### MATERIAL SHOWN
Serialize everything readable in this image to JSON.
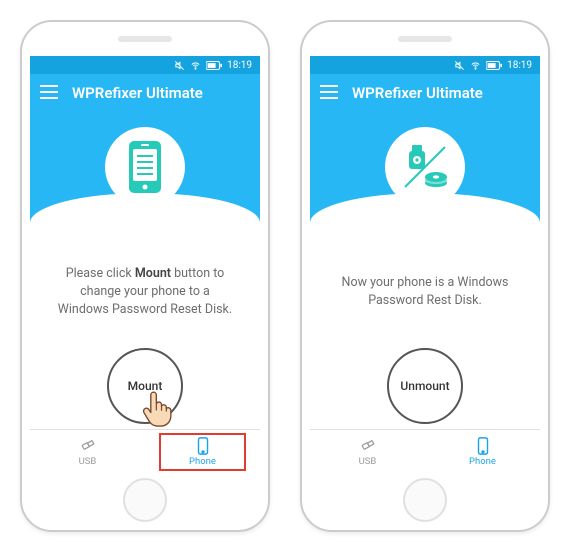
{
  "status": {
    "time": "18:19"
  },
  "header": {
    "title": "WPRefixer Ultimate"
  },
  "left": {
    "msg_pre": "Please click ",
    "msg_bold": "Mount",
    "msg_post": " button to change your phone to a Windows Password Reset Disk.",
    "button_label": "Mount"
  },
  "right": {
    "msg": "Now your phone is a Windows Password Rest Disk.",
    "button_label": "Unmount"
  },
  "tabs": {
    "usb": "USB",
    "phone": "Phone"
  }
}
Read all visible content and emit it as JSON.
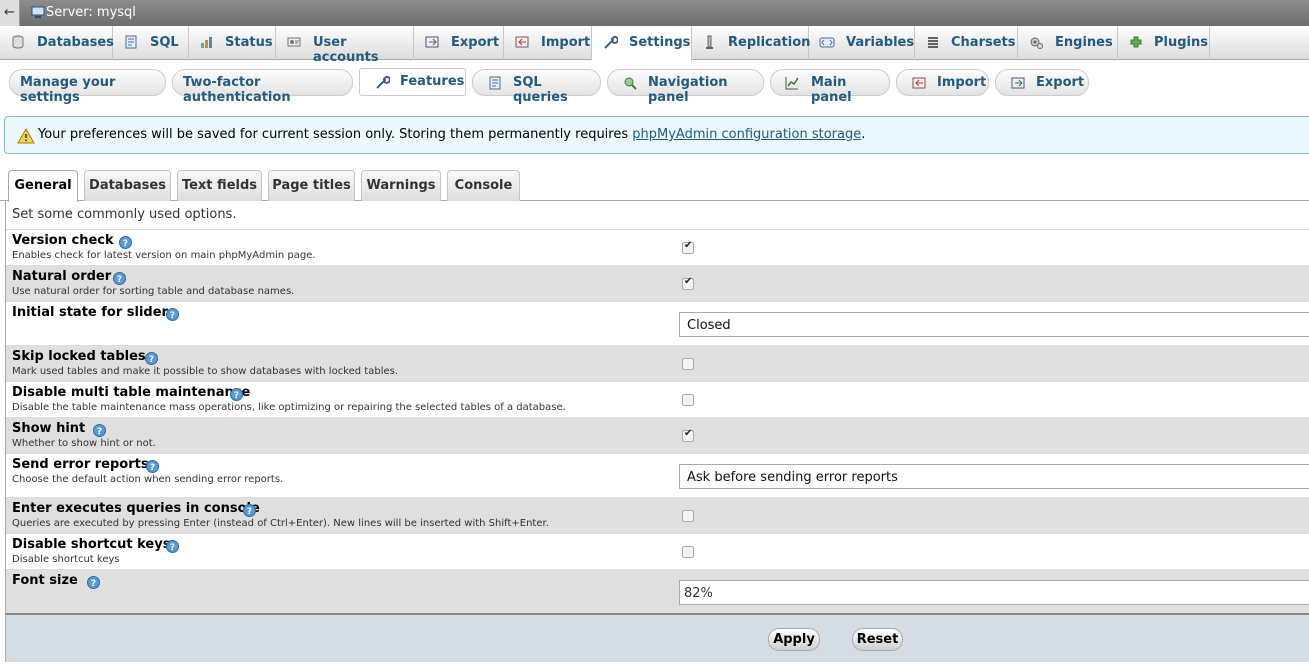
{
  "topbar": {
    "collapse_label": "←",
    "server_label": "Server: mysql",
    "server_icon": "server-icon"
  },
  "main_tabs": [
    {
      "label": "Databases",
      "icon": "database-icon"
    },
    {
      "label": "SQL",
      "icon": "sql-icon"
    },
    {
      "label": "Status",
      "icon": "status-icon"
    },
    {
      "label": "User accounts",
      "icon": "user-accounts-icon"
    },
    {
      "label": "Export",
      "icon": "export-icon"
    },
    {
      "label": "Import",
      "icon": "import-icon"
    },
    {
      "label": "Settings",
      "icon": "wrench-icon",
      "active": true
    },
    {
      "label": "Replication",
      "icon": "replication-icon"
    },
    {
      "label": "Variables",
      "icon": "variables-icon"
    },
    {
      "label": "Charsets",
      "icon": "charsets-icon"
    },
    {
      "label": "Engines",
      "icon": "engines-icon"
    },
    {
      "label": "Plugins",
      "icon": "plugins-icon"
    }
  ],
  "sub_tabs": [
    {
      "label": "Manage your settings"
    },
    {
      "label": "Two-factor authentication"
    },
    {
      "label": "Features",
      "icon": "wrench-icon",
      "active": true
    },
    {
      "label": "SQL queries",
      "icon": "sql-icon"
    },
    {
      "label": "Navigation panel",
      "icon": "navigation-icon"
    },
    {
      "label": "Main panel",
      "icon": "main-panel-icon"
    },
    {
      "label": "Import",
      "icon": "import-icon"
    },
    {
      "label": "Export",
      "icon": "export-icon"
    }
  ],
  "notice": {
    "text": "Your preferences will be saved for current session only. Storing them permanently requires",
    "link": "phpMyAdmin configuration storage",
    "suffix": "."
  },
  "page_tabs": [
    {
      "label": "General",
      "active": true
    },
    {
      "label": "Databases"
    },
    {
      "label": "Text fields"
    },
    {
      "label": "Page titles"
    },
    {
      "label": "Warnings"
    },
    {
      "label": "Console"
    }
  ],
  "form": {
    "intro": "Set some commonly used options.",
    "rows": [
      {
        "label": "Version check",
        "desc": "Enables check for latest version on main phpMyAdmin page.",
        "type": "checkbox",
        "checked": true
      },
      {
        "label": "Natural order",
        "desc": "Use natural order for sorting table and database names.",
        "type": "checkbox",
        "checked": true
      },
      {
        "label": "Initial state for sliders",
        "desc": "",
        "type": "select",
        "value": "Closed"
      },
      {
        "label": "Skip locked tables",
        "desc": "Mark used tables and make it possible to show databases with locked tables.",
        "type": "checkbox",
        "checked": false
      },
      {
        "label": "Disable multi table maintenance",
        "desc": "Disable the table maintenance mass operations, like optimizing or repairing the selected tables of a database.",
        "type": "checkbox",
        "checked": false
      },
      {
        "label": "Show hint",
        "desc": "Whether to show hint or not.",
        "type": "checkbox",
        "checked": true
      },
      {
        "label": "Send error reports",
        "desc": "Choose the default action when sending error reports.",
        "type": "select",
        "value": "Ask before sending error reports"
      },
      {
        "label": "Enter executes queries in console",
        "desc": "Queries are executed by pressing Enter (instead of Ctrl+Enter). New lines will be inserted with Shift+Enter.",
        "type": "checkbox",
        "checked": false
      },
      {
        "label": "Disable shortcut keys",
        "desc": "Disable shortcut keys",
        "type": "checkbox",
        "checked": false
      },
      {
        "label": "Font size",
        "desc": "",
        "type": "text",
        "value": "82%"
      }
    ]
  },
  "footer": {
    "apply_label": "Apply",
    "reset_label": "Reset"
  },
  "colors": {
    "link": "#235a81",
    "notice_bg": "#ebf8fd",
    "alt_row": "#dfdfdf",
    "footer_bg": "#d5dde4"
  }
}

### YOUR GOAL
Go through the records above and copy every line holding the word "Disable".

### EXPECTED OUTPUT
        "label": "Disable multi table maintenance",
        "desc": "Disable the table maintenance mass operations, like optimizing or repairing the selected tables of a database.",
        "label": "Disable shortcut keys",
        "desc": "Disable shortcut keys",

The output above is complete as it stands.